US6719144 *Feb 16, 2001Apr 13, 2004Sony CorporationMethod of separating oxide from dross, device for separating oxide from dross, and jet solder tank
US6837950Jul 20, 2001Jan 4, 2005Interface, Inc.Separation of floor covering components for recycling
US6866923Nov 15, 2001Mar 15, 2005Atlas Roofing CorporationThermosetting plastic foams and methods of production thereof using adhesion additives
US6936201Sep 7, 2001Aug 30, 2005Mannington Mills, Inc.Surface coverings containing fused recycled material and processes of making the same
US7361401Dec 30, 2004Apr 22, 2008Mannington Mills, Inc.Surface coverings containing fused recycled material and processes of making the same
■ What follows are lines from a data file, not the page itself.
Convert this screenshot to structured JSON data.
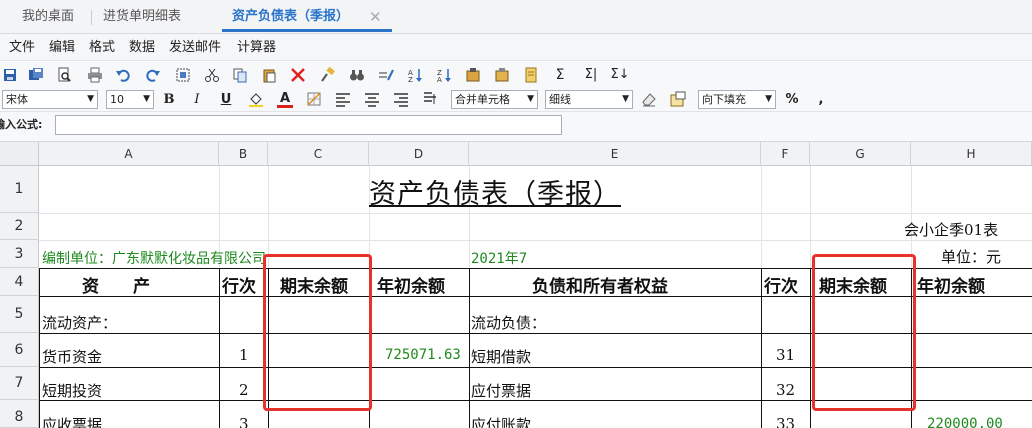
{
  "tabs": [
    {
      "label": "我的桌面"
    },
    {
      "label": "进货单明细表"
    },
    {
      "label": "资产负债表（季报）"
    }
  ],
  "tab_close": "✕",
  "menu": [
    "文件",
    "编辑",
    "格式",
    "数据",
    "发送邮件",
    "计算器"
  ],
  "toolbar": {
    "font_family": "宋体",
    "font_size": "10",
    "bold": "B",
    "italic": "I",
    "underline": "U",
    "font_color": "A",
    "merge_select": "合并单元格",
    "border_select": "细线",
    "fill_select": "向下填充",
    "percent": "%",
    "comma": ","
  },
  "formula": {
    "label": "输入公式:",
    "value": ""
  },
  "columns": [
    "A",
    "B",
    "C",
    "D",
    "E",
    "F",
    "G",
    "H"
  ],
  "rows": [
    "1",
    "2",
    "3",
    "4",
    "5",
    "6",
    "7",
    "8"
  ],
  "sheet": {
    "title": "资产负债表（季报）",
    "form_code": "会小企季01表",
    "unit_label": "编制单位：广东默默化妆品有限公司",
    "period": "2021年7",
    "currency": "单位：元",
    "headers": {
      "assets": "资　　产",
      "line_no": "行次",
      "end_balance": "期末余额",
      "begin_balance": "年初余额",
      "liabilities": "负债和所有者权益",
      "line_no2": "行次",
      "end_balance2": "期末余额",
      "begin_balance2": "年初余额"
    },
    "row5": {
      "a": "流动资产：",
      "e": "流动负债："
    },
    "row6": {
      "a": "货币资金",
      "b": "1",
      "d": "725071.63",
      "e": "短期借款",
      "f": "31"
    },
    "row7": {
      "a": "短期投资",
      "b": "2",
      "e": "应付票据",
      "f": "32"
    },
    "row8": {
      "a": "应收票据",
      "b": "3",
      "e": "应付账款",
      "f": "33",
      "h": "220000.00"
    }
  },
  "colors": {
    "accent": "#2a74c9",
    "highlight": "#e5322d",
    "green_text": "#1e8a1e"
  }
}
US8225937Jun 8, 2006Jul 24, 2012Fraunhofer-Gesellschaft Zur Forderung Der Angewandten Forschung, E.V.Method for separating differently additivated polymer components and use thereof
US20050118386 *Dec 30, 2004Jun 2, 2005Peter DesaiSurface coverings containing fused recycled material and processes of making the same
EP0589672A2 *Sep 21, 1993Mar 30, 1994Reynolds Metals CompanyMethod and apparatus for separation and recovery of the components from foil-containing laminates
EP0972570A1 *Jul 15, 1998Jan 19, 2000BlfA GmbHMethod and device for separating valuable materials fom mixtures comprising floatable and absorbent materials, and metals with ferromagnetic parts
Classifications
U.S. Classification521/46.5, 209/173, 521/45, 521/49, 241/20
International ClassificationC08J11/06, B29B17/04, B03B5/28, B29B17/02, B29B17/00, B09B5/00
Cooperative ClassificationC08J11/06, B29L2031/3005, B29K2105/04, B29K2105/043, B29K2025/00, B29B17/02, B29K2027/06, B29K2075/00, B29B2017/0244, B03B5/28, B29B2017/0203, Y02W30/524, Y02W30/622, Y02W30/701
European ClassificationB03B5/28, C08J11/06, B29B17/02
Legal Events
DateCodeEventDescription
Sep 20, 1990ASAssignment
Owner name: DAVIDSON TEXTRON INC.
Free format text: ASSIGNMENT OF ASSIGNORS INTEREST.;ASSIGNOR:GRIMMER, ROBERT A.;REEL/FRAME:005443/0926
Effective date: 19890912
Aug 9, 1994REMIMaintenance fee reminder mailed
Jan 1, 1995LAPSLapse for failure to pay maintenance fees
Mar 14, 1995FPExpired due to failure to pay maintenance fee
Effective date: 19950104